“Tell me about your family.”
“My wife and daughter died.” her Doctor said, sadness flowing beneath his words. He spoke to her then of his religion, of the role of the Father. She listened, hands stilling on broad shoulders. Curious.
Rajah’s own religion was survival. Her daily prayers said to the Gods of Luck and Fortune. Her libations poured from the tips of fingers stroking skin, the gentle ministrations of her liar’s tongue. She had never known any other faith.
Another hour, another customer. The Yorker’s skin was warm, coat damp beneath her hands. His head nodded to the side as she worked and Rajah stifled a yawn. It was late. So late. She was accustomed to late hours but tonight only wicked things roamed the darkness and she longed to be curled in her warm bed.
The door behind her opened, someone sat on the bench. She turned, stared into the eyes of the Dead Man, and stumbled backwards.
“Can you see him?” she hissed to her customer. Her mother had told her that Desert Djinn could take on any form, and angry ghosts could appear to anyone at all. She made the sign to avert the Evil Eye. “I killed zat man.”
“Yes, yes you did.” the Dead Man rasped. Rajah gulped.
Someone upstairs hissed for quiet and she wanted to scream at them that she could care less about their peaceful slumber when the new life she had dared to begin to build was crashing around her so loudly. She squared her shoulders, bit her tongue and stepped past the Dead Man onto the porch.

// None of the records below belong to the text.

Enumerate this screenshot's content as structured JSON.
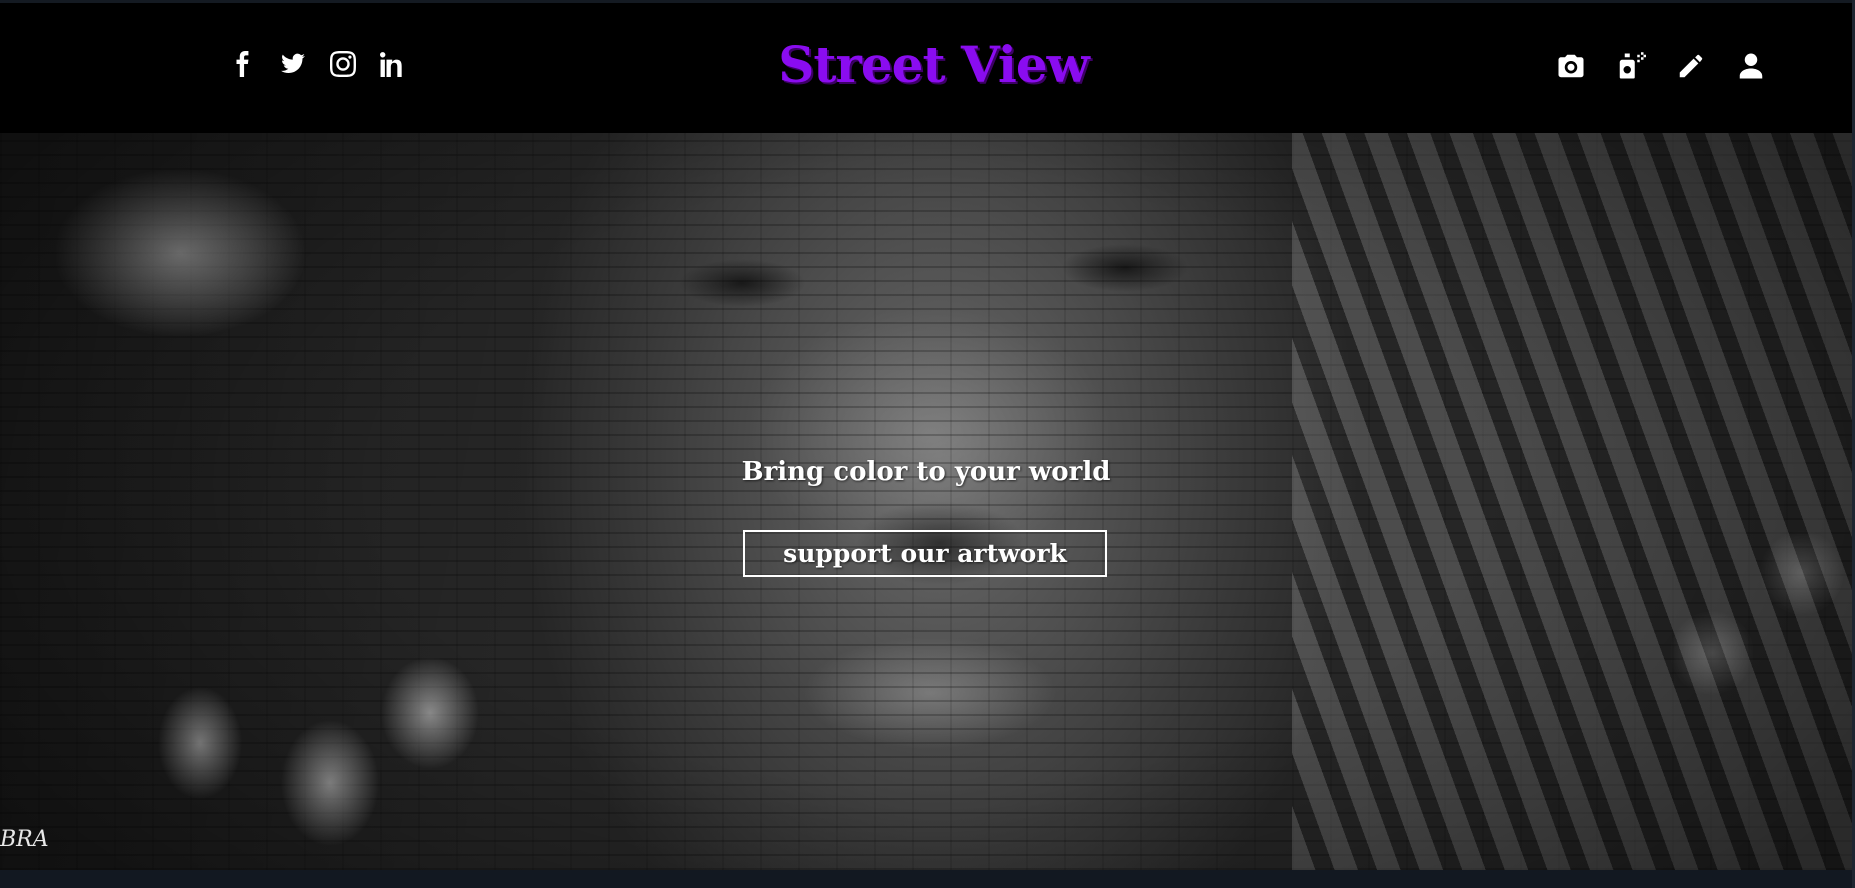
{
  "header": {
    "brand": "Street View",
    "brand_color": "#8a0cf0",
    "social_icons": [
      "facebook-icon",
      "twitter-icon",
      "instagram-icon",
      "linkedin-icon"
    ],
    "tool_icons": [
      "camera-icon",
      "spray-can-icon",
      "pencil-icon",
      "user-icon"
    ]
  },
  "hero": {
    "tagline": "Bring color to your world",
    "cta_label": "support our artwork"
  }
}
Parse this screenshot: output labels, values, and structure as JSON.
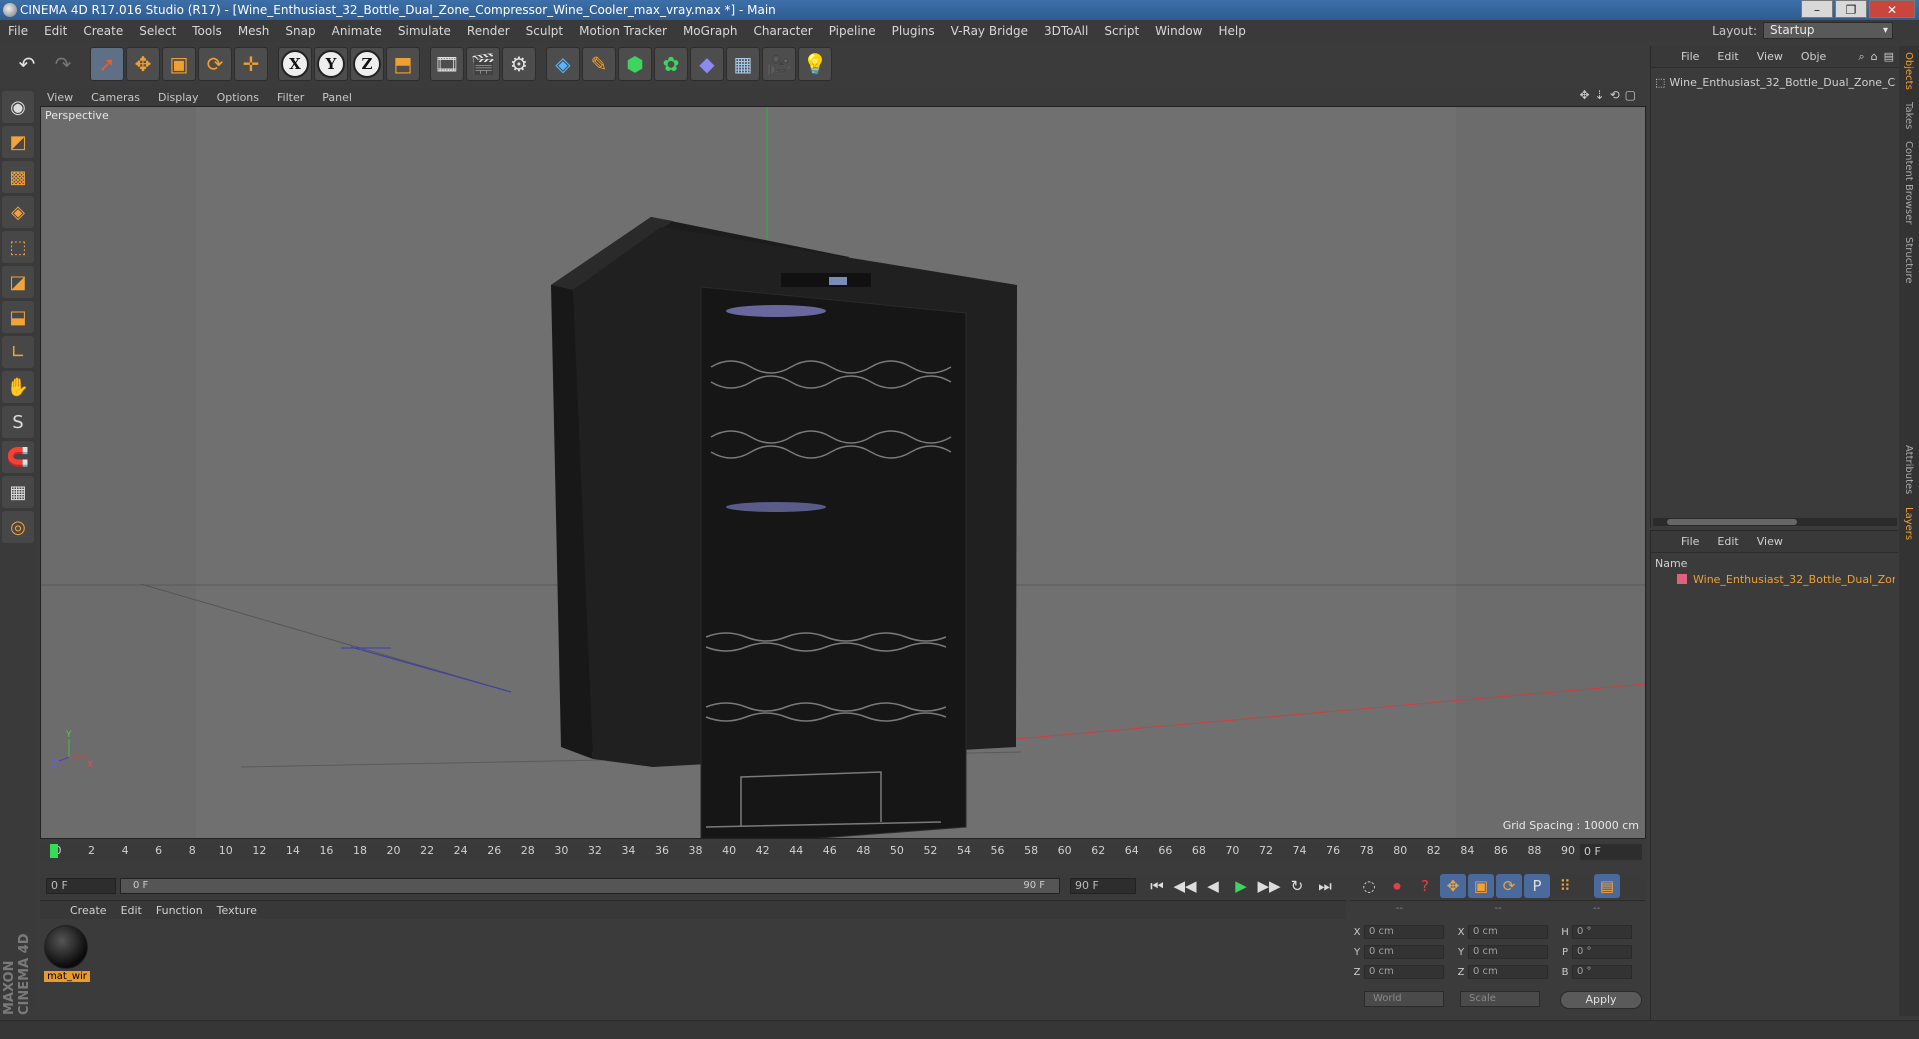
{
  "window": {
    "title": "CINEMA 4D R17.016 Studio (R17) - [Wine_Enthusiast_32_Bottle_Dual_Zone_Compressor_Wine_Cooler_max_vray.max *] - Main",
    "minimize": "–",
    "maximize": "❐",
    "close": "✕"
  },
  "menubar": [
    "File",
    "Edit",
    "Create",
    "Select",
    "Tools",
    "Mesh",
    "Snap",
    "Animate",
    "Simulate",
    "Render",
    "Sculpt",
    "Motion Tracker",
    "MoGraph",
    "Character",
    "Pipeline",
    "Plugins",
    "V-Ray Bridge",
    "3DToAll",
    "Script",
    "Window",
    "Help"
  ],
  "layout": {
    "label": "Layout:",
    "value": "Startup"
  },
  "toolbar": {
    "undo": "↶",
    "redo": "↷",
    "select": "➚",
    "move": "✥",
    "scale": "▣",
    "rotate": "⟳",
    "transform": "✛",
    "axis_x": "X",
    "axis_y": "Y",
    "axis_z": "Z",
    "coord": "⬒",
    "render_view": "🎞",
    "render": "🎬",
    "render_settings": "⚙",
    "cube": "◈",
    "pen": "✎",
    "subdiv": "⬢",
    "cloner": "✿",
    "deformer": "◆",
    "floor": "▦",
    "camera": "🎥",
    "light": "💡"
  },
  "leftbar": [
    "◉",
    "◩",
    "▩",
    "◈",
    "⬚",
    "◪",
    "⬓",
    "∟",
    "✋",
    "S",
    "🧲",
    "▦",
    "◎"
  ],
  "brand": "MAXON CINEMA 4D",
  "viewport": {
    "menu": [
      "View",
      "Cameras",
      "Display",
      "Options",
      "Filter",
      "Panel"
    ],
    "nav_icons": [
      "✥",
      "⇣",
      "⟲",
      "▢"
    ],
    "label": "Perspective",
    "grid_spacing": "Grid Spacing : 10000 cm",
    "axis_labels": {
      "y": "Y",
      "z": "Z",
      "x": "X"
    }
  },
  "timeline": {
    "ticks": [
      "0",
      "2",
      "4",
      "6",
      "8",
      "10",
      "12",
      "14",
      "16",
      "18",
      "20",
      "22",
      "24",
      "26",
      "28",
      "30",
      "32",
      "34",
      "36",
      "38",
      "40",
      "42",
      "44",
      "46",
      "48",
      "50",
      "52",
      "54",
      "56",
      "58",
      "60",
      "62",
      "64",
      "66",
      "68",
      "70",
      "72",
      "74",
      "76",
      "78",
      "80",
      "82",
      "84",
      "86",
      "88",
      "90"
    ],
    "current_frame": "0 F"
  },
  "transport": {
    "start_field": "0 F",
    "slider_left": "0 F",
    "slider_right": "90 F",
    "end_field": "90 F",
    "buttons": [
      "⏮",
      "◀◀",
      "◀",
      "▶",
      "▶▶",
      "↻",
      "⏭"
    ],
    "rec_buttons": [
      "◌",
      "⏺",
      "?",
      "✥",
      "▣",
      "⟳",
      "P",
      "⠿",
      "▤"
    ]
  },
  "material_manager": {
    "menu": [
      "Create",
      "Edit",
      "Function",
      "Texture"
    ],
    "material_name": "mat_wir"
  },
  "coordinates": {
    "header": [
      "--",
      "--",
      "--"
    ],
    "rows": [
      {
        "l1": "X",
        "v1": "0 cm",
        "l2": "X",
        "v2": "0 cm",
        "l3": "H",
        "v3": "0 °"
      },
      {
        "l1": "Y",
        "v1": "0 cm",
        "l2": "Y",
        "v2": "0 cm",
        "l3": "P",
        "v3": "0 °"
      },
      {
        "l1": "Z",
        "v1": "0 cm",
        "l2": "Z",
        "v2": "0 cm",
        "l3": "B",
        "v3": "0 °"
      }
    ],
    "mode1": "World",
    "mode2": "Scale",
    "apply": "Apply"
  },
  "object_manager": {
    "menu": [
      "File",
      "Edit",
      "View",
      "Obje"
    ],
    "object": "Wine_Enthusiast_32_Bottle_Dual_Zone_C"
  },
  "layer_manager": {
    "menu": [
      "File",
      "Edit",
      "View"
    ],
    "column": "Name",
    "layer": "Wine_Enthusiast_32_Bottle_Dual_Zone_"
  },
  "side_tabs": [
    "Objects",
    "Takes",
    "Content Browser",
    "Structure",
    "Attributes",
    "Layers"
  ]
}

“Trouble out here?” her Doctor had appeared, weapon in hand, tall and menacing in the porchlight. She felt a twinge of surprising affection and stomped it down with one split-toe shoe. The last thing she wanted was for the Dead Man to sense her weakness.

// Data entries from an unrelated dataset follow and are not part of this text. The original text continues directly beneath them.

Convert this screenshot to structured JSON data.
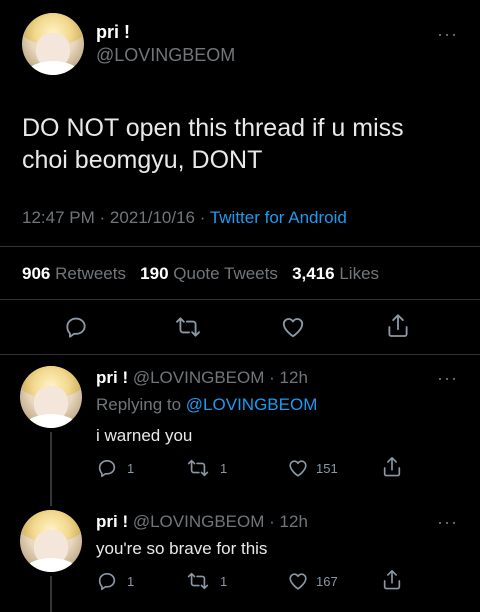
{
  "main_tweet": {
    "display_name": "pri !",
    "handle": "@LOVINGBEOM",
    "text_line1": "DO NOT open this thread if u miss",
    "text_line2": "choi beomgyu, DONT",
    "time": "12:47 PM",
    "dot1": "·",
    "date": "2021/10/16",
    "dot2": "·",
    "source": "Twitter for Android",
    "more": "···",
    "stats": {
      "retweets_count": "906",
      "retweets_label": "Retweets",
      "quote_count": "190",
      "quote_label": "Quote Tweets",
      "likes_count": "3,416",
      "likes_label": "Likes"
    }
  },
  "replies": [
    {
      "display_name": "pri !",
      "handle": "@LOVINGBEOM",
      "dot": "·",
      "age": "12h",
      "replying_prefix": "Replying to",
      "replying_handle": "@LOVINGBEOM",
      "text": "i warned you",
      "reply_count": "1",
      "retweet_count": "1",
      "like_count": "151",
      "more": "···"
    },
    {
      "display_name": "pri !",
      "handle": "@LOVINGBEOM",
      "dot": "·",
      "age": "12h",
      "text": "you're so brave for this",
      "reply_count": "1",
      "retweet_count": "1",
      "like_count": "167",
      "more": "···"
    }
  ],
  "colors": {
    "background": "#000000",
    "text": "#e7e9ea",
    "muted": "#71767b",
    "accent": "#1d9bf0",
    "divider": "#2f3336"
  },
  "icons": [
    "reply-icon",
    "retweet-icon",
    "like-icon",
    "share-icon",
    "more-icon"
  ]
}
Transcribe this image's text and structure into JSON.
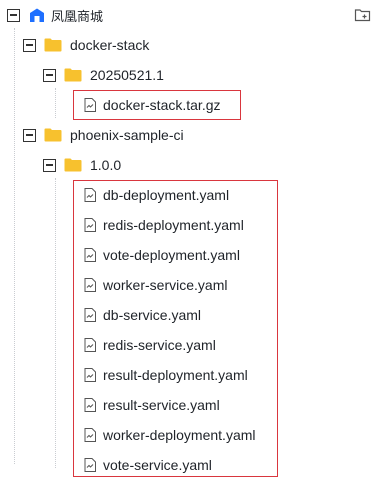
{
  "root": {
    "label": "凤凰商城",
    "icon": "store-icon",
    "action_icon": "add-folder-icon"
  },
  "tree": {
    "docker_stack": {
      "label": "docker-stack",
      "version": {
        "label": "20250521.1",
        "files": [
          "docker-stack.tar.gz"
        ]
      }
    },
    "phoenix": {
      "label": "phoenix-sample-ci",
      "version": {
        "label": "1.0.0",
        "files": [
          "db-deployment.yaml",
          "redis-deployment.yaml",
          "vote-deployment.yaml",
          "worker-service.yaml",
          "db-service.yaml",
          "redis-service.yaml",
          "result-deployment.yaml",
          "result-service.yaml",
          "worker-deployment.yaml",
          "vote-service.yaml"
        ]
      }
    }
  },
  "colors": {
    "folder": "#f7c12e",
    "highlight_border": "#d9363e",
    "root_icon": "#1e6fff",
    "text": "#1f2329"
  }
}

“Just ghost from past.” she forced her voice to lighten, gave him a false smile, her specialty. “I’m ok. Thank you.”
“We need to talk.” the Dead Man eyed her Doctor warily.
“Ia.” she wanted to get him away from here. Away from anyone she cared about. “Let’s walk.”
The cocking of the pistol rang loud in her ears. Rajah froze, staring out at the lake in the pre-dawn darkness. The silence stretched, wind whistling across the rain-damp grass. Her skin crawled and she fought the urge to run from the Dead Man behind her. What was taking so long?
“Do it, Coward. I am dead already.” Bitter words.
“I should.” he growled, frustration in his tone. She closed her eyes at that voice. She had covered the old rot with a veneer of false silver and kohl. How easily the mask tore with the resurfacing of old shards.
“I watched you die.”
“I know.” Ice cold. “I saw you watching as I bled out.”
She turned on him then, anger overcoming cowardice. Stepped up to the pistol aimed at her head. “I mourned you. I cried over you, you stupid bastard. They had to pull me off of your body. And you know what they did next? They marched me right down to Auction House and sold me to next caravan heading out of Vegasia.”
The Dead Man blinked, confusion flickering across his face.
The gun wavered.